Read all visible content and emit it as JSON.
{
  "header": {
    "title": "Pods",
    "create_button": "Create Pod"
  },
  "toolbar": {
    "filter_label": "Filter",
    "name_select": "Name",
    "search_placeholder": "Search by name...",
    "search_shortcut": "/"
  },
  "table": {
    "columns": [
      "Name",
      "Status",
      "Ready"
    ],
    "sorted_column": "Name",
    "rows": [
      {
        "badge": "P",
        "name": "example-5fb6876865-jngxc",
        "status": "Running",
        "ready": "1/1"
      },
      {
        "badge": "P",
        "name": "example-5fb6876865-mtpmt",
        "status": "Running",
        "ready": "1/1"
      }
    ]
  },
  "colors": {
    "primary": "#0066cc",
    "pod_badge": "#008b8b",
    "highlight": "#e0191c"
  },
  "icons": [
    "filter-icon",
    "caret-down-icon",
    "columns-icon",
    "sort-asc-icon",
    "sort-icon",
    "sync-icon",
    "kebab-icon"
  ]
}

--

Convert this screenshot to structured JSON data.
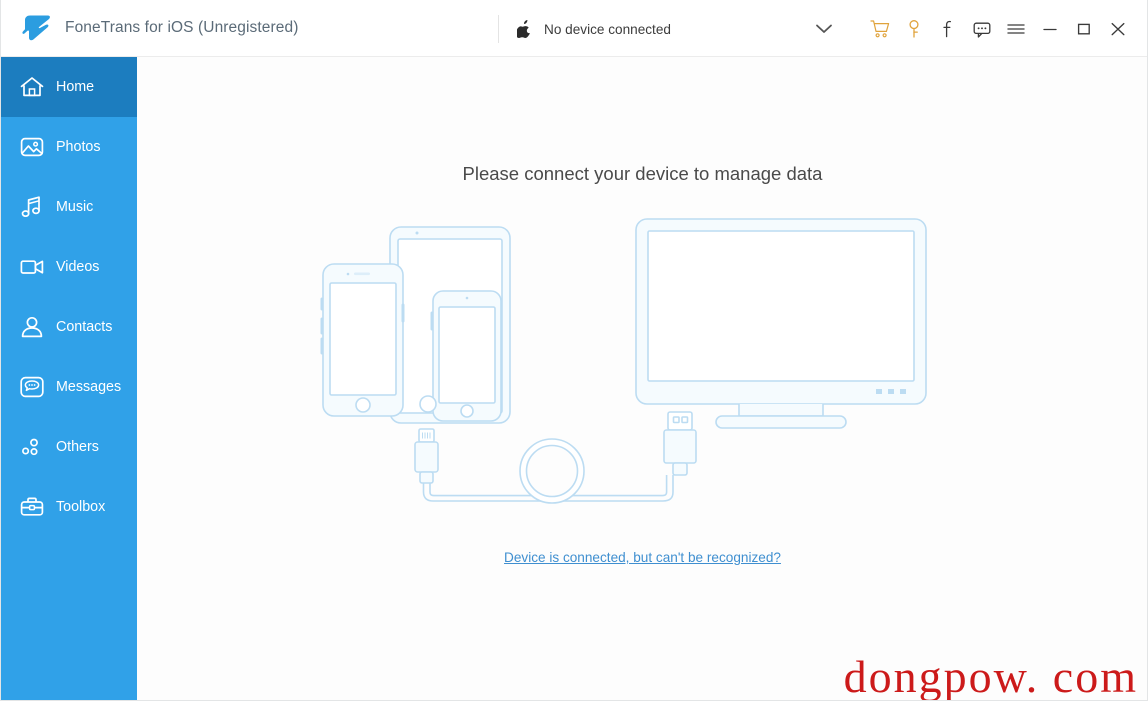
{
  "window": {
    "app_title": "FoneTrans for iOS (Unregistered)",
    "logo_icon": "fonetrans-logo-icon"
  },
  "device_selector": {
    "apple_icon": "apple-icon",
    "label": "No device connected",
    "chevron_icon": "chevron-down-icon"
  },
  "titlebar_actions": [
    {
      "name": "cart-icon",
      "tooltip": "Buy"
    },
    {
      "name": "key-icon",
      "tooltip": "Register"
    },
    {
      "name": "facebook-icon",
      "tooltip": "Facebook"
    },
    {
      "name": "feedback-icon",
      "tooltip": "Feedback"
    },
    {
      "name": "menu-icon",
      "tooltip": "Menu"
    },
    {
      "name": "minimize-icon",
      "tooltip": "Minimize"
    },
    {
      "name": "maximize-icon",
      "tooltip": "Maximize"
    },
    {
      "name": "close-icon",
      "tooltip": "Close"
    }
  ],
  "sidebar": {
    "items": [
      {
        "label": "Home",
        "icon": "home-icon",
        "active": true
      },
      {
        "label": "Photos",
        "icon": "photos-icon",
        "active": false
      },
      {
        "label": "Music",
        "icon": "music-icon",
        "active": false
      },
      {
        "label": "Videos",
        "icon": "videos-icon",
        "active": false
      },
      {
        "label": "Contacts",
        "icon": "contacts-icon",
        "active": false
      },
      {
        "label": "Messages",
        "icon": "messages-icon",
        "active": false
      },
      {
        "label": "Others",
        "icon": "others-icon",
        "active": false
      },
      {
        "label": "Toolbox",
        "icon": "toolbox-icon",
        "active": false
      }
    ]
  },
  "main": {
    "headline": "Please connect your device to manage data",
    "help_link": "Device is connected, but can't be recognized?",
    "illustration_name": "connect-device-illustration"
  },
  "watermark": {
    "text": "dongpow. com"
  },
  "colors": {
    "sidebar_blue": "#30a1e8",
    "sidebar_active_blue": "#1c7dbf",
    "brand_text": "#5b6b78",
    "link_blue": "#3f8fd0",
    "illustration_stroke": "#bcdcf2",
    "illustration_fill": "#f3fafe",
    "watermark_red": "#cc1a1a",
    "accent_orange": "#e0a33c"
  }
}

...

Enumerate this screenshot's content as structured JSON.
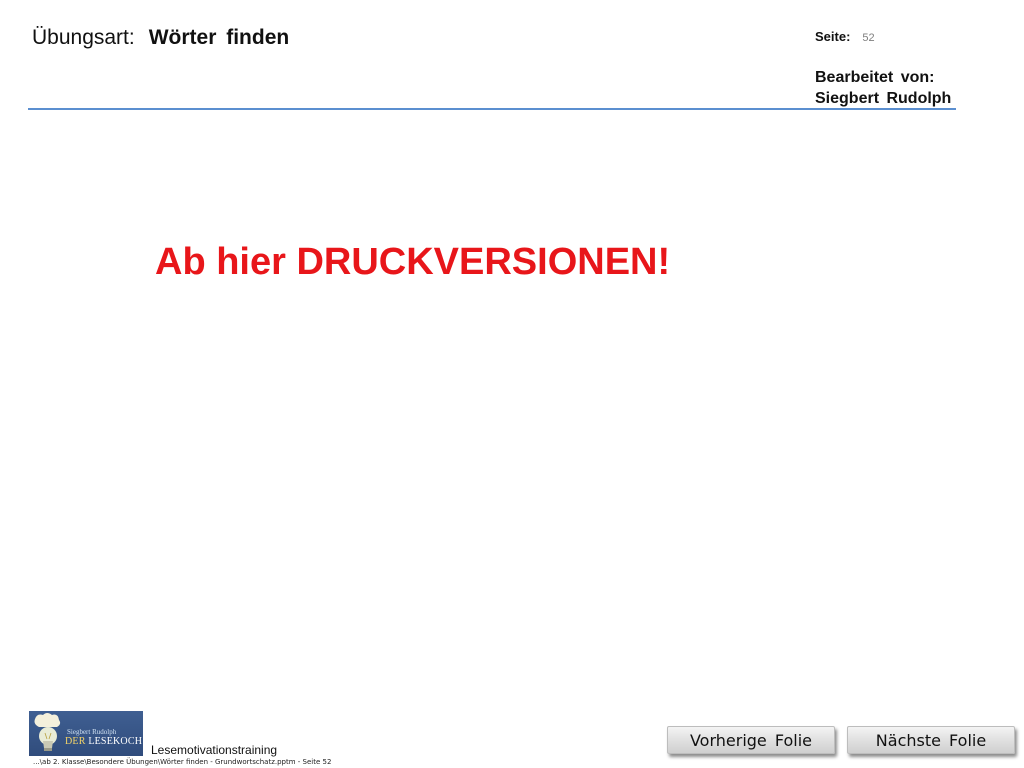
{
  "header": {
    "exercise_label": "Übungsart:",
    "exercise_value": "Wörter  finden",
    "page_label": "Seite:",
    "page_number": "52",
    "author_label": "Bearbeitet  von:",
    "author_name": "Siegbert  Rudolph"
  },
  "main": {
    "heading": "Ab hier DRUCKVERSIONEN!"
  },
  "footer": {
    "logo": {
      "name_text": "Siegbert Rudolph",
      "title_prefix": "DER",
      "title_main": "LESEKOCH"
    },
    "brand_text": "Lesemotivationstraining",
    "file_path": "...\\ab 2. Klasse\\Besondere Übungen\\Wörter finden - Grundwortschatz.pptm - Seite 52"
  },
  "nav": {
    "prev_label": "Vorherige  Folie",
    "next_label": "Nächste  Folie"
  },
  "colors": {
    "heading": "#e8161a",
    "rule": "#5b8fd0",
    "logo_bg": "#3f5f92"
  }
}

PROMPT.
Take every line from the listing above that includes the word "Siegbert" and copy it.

FINISHED TASK.
    "author_name": "Siegbert  Rudolph"
      "name_text": "Siegbert Rudolph",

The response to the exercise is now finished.